=== Task inputs ===

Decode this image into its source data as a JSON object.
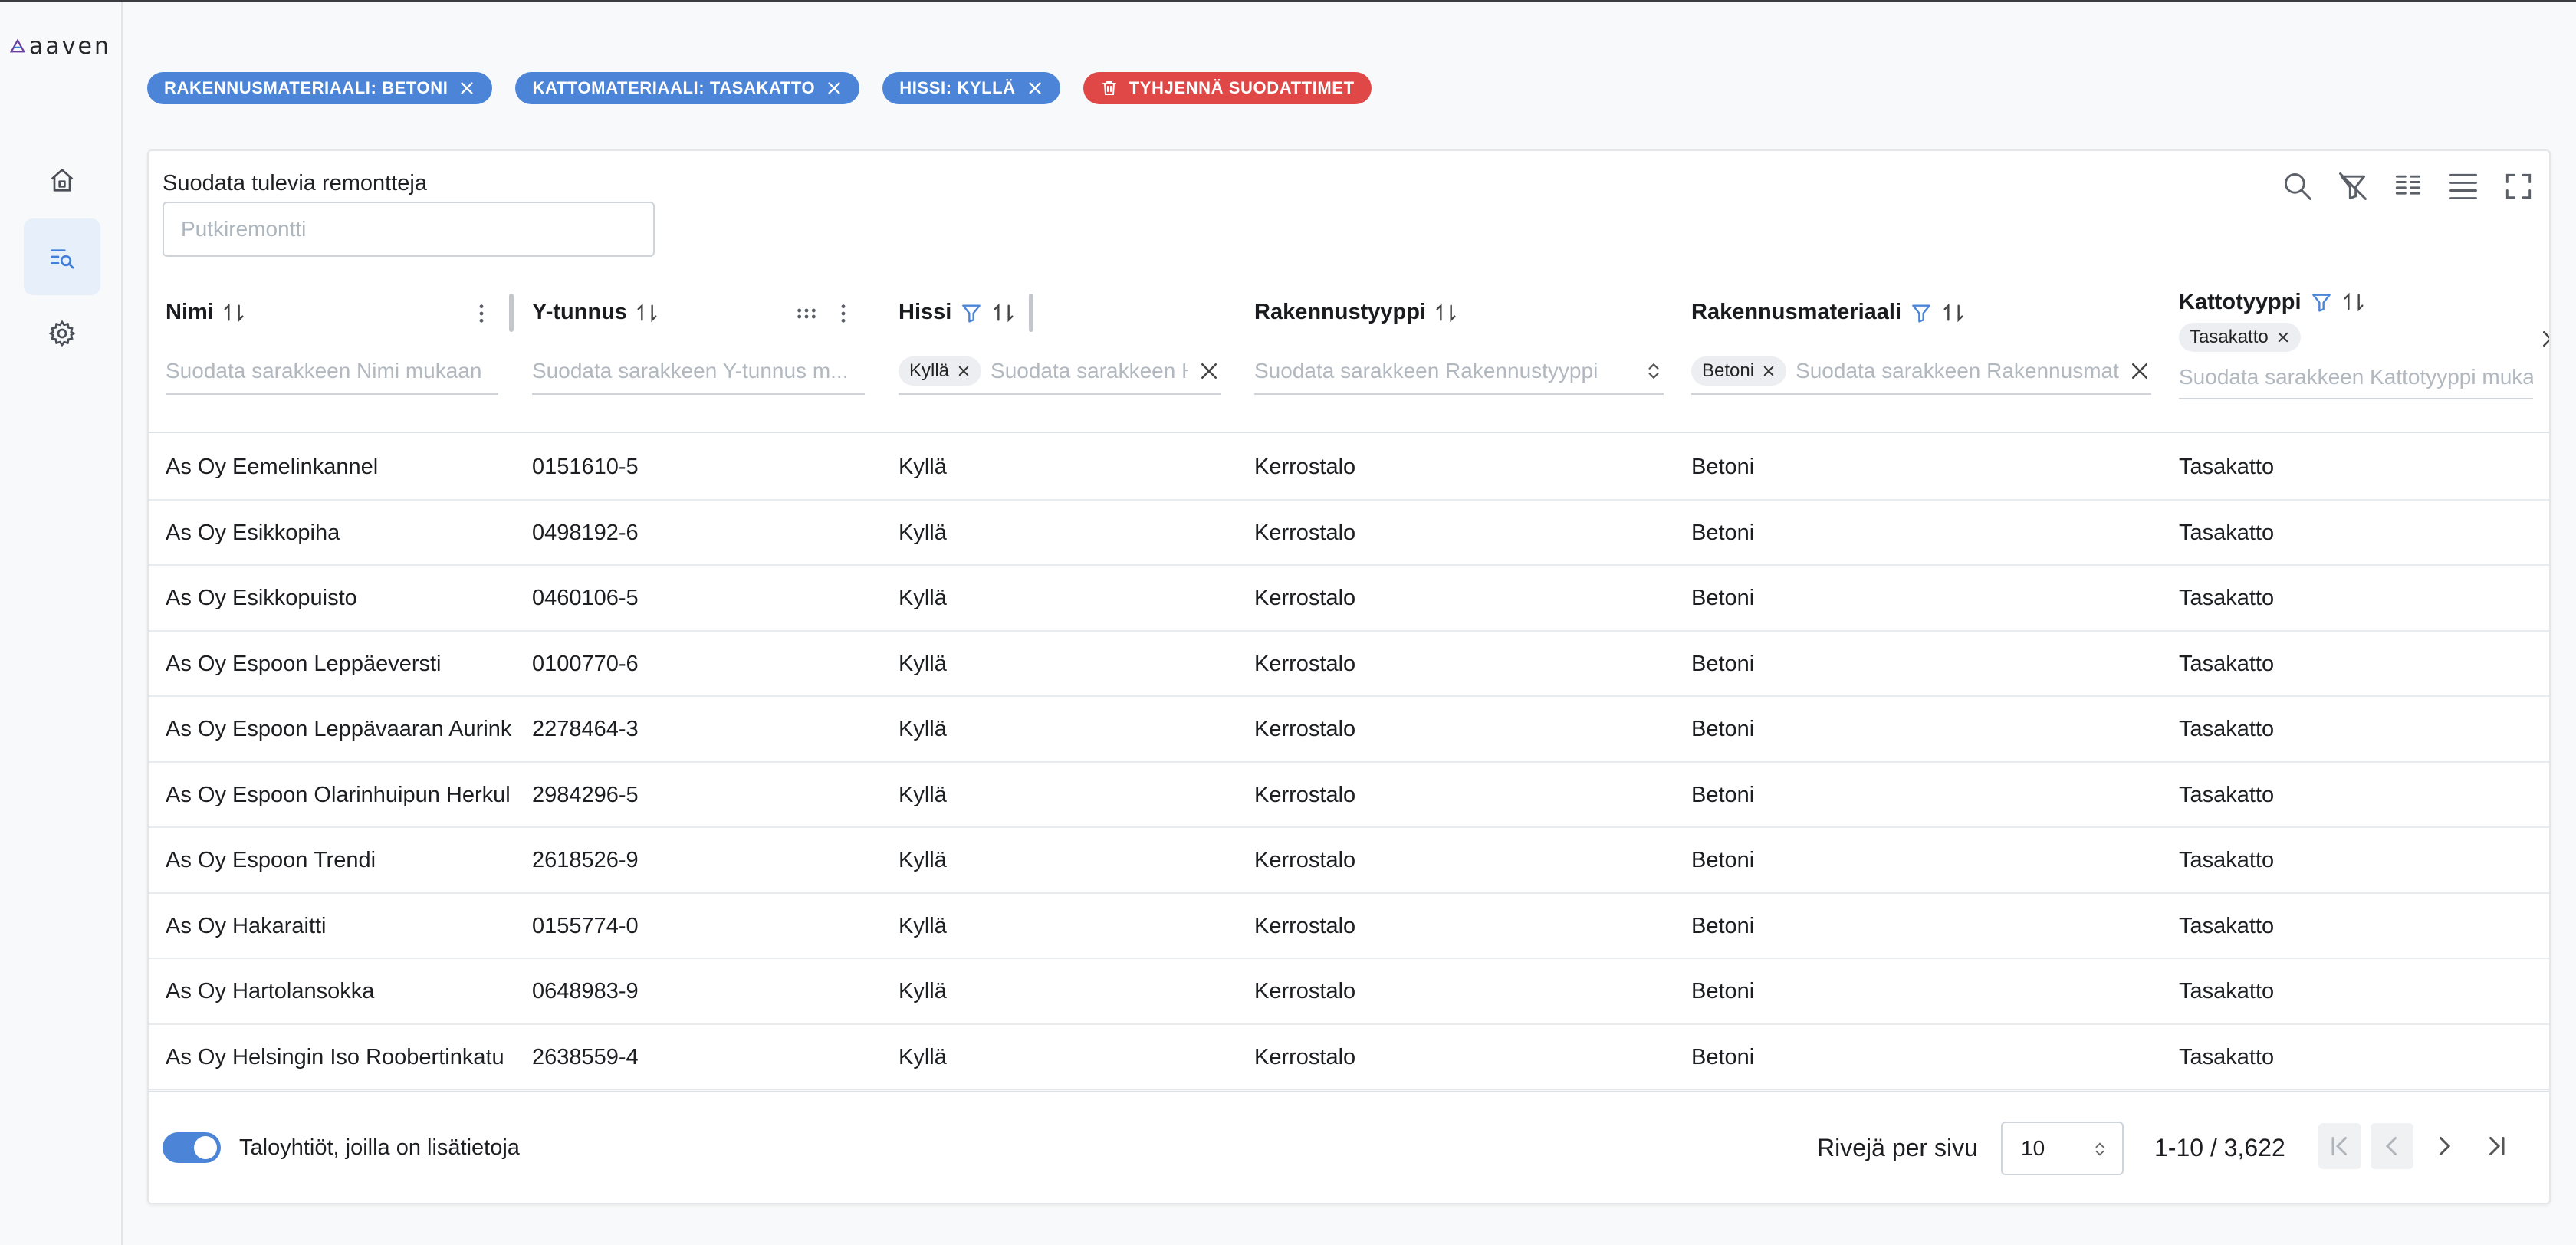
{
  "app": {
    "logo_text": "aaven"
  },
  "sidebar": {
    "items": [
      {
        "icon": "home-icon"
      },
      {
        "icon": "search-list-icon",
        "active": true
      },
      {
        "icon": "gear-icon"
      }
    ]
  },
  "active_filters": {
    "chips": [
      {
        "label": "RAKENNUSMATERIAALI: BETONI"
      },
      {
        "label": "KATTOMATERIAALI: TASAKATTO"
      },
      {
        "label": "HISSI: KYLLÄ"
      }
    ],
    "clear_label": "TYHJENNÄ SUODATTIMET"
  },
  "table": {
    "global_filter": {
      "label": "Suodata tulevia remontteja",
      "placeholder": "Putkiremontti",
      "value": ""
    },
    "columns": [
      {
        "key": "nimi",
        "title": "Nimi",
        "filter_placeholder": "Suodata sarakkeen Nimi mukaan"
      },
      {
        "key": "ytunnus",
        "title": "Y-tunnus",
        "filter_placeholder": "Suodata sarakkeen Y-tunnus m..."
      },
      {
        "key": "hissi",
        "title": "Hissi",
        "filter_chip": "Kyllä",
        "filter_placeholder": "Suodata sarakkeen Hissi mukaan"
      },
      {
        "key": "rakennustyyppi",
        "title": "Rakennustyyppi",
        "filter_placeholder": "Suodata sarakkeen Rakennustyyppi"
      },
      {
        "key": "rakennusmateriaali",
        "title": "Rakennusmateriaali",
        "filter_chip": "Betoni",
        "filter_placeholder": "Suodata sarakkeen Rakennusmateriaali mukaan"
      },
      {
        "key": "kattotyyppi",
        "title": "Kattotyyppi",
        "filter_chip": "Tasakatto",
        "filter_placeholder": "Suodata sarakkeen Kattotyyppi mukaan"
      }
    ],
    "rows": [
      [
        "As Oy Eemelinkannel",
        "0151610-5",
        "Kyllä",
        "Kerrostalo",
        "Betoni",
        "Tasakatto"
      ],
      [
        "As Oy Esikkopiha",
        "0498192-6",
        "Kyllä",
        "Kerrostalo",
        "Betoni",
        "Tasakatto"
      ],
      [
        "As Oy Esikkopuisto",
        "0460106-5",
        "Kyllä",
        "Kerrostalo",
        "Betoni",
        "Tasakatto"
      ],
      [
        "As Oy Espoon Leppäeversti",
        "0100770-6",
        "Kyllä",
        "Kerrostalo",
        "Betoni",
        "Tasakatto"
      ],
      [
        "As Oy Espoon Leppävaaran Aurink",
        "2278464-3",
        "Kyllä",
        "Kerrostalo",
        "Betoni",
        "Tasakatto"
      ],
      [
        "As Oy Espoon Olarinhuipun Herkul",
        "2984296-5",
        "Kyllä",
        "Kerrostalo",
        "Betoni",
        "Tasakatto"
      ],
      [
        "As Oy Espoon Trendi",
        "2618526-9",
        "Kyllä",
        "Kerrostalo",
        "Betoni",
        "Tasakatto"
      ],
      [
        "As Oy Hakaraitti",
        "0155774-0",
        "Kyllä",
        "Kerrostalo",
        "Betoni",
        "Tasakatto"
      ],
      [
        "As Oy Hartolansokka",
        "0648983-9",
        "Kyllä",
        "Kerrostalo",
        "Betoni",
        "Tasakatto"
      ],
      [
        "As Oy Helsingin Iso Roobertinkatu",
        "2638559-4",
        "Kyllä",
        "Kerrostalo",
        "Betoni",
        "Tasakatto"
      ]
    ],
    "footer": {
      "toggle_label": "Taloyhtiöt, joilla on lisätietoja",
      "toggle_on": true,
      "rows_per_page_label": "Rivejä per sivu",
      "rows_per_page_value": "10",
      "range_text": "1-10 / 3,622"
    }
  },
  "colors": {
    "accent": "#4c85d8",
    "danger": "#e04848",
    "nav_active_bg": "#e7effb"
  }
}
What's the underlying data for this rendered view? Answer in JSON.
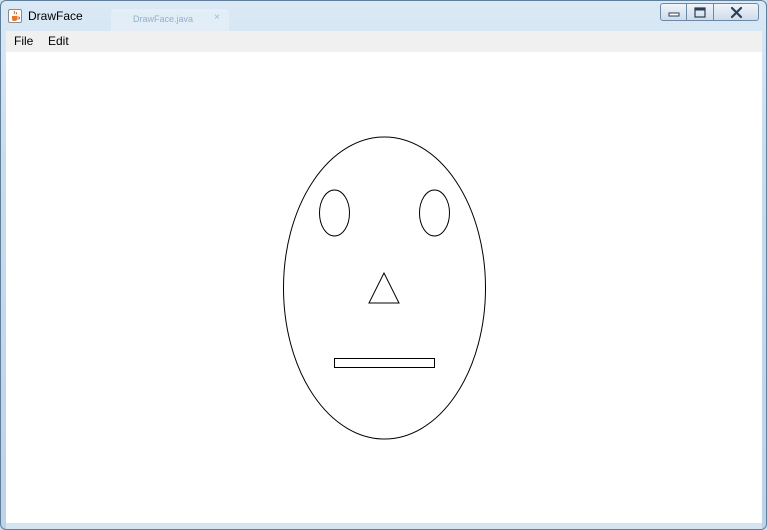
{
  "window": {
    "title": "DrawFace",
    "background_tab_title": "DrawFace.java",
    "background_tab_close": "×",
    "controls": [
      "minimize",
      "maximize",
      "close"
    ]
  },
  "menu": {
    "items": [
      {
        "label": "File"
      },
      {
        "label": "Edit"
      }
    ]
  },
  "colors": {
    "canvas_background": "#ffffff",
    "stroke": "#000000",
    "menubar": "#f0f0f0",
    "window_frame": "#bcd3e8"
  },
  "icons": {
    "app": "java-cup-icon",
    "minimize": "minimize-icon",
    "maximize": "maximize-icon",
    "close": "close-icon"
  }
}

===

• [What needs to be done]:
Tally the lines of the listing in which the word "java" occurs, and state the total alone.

• [Solution to the problem]:
2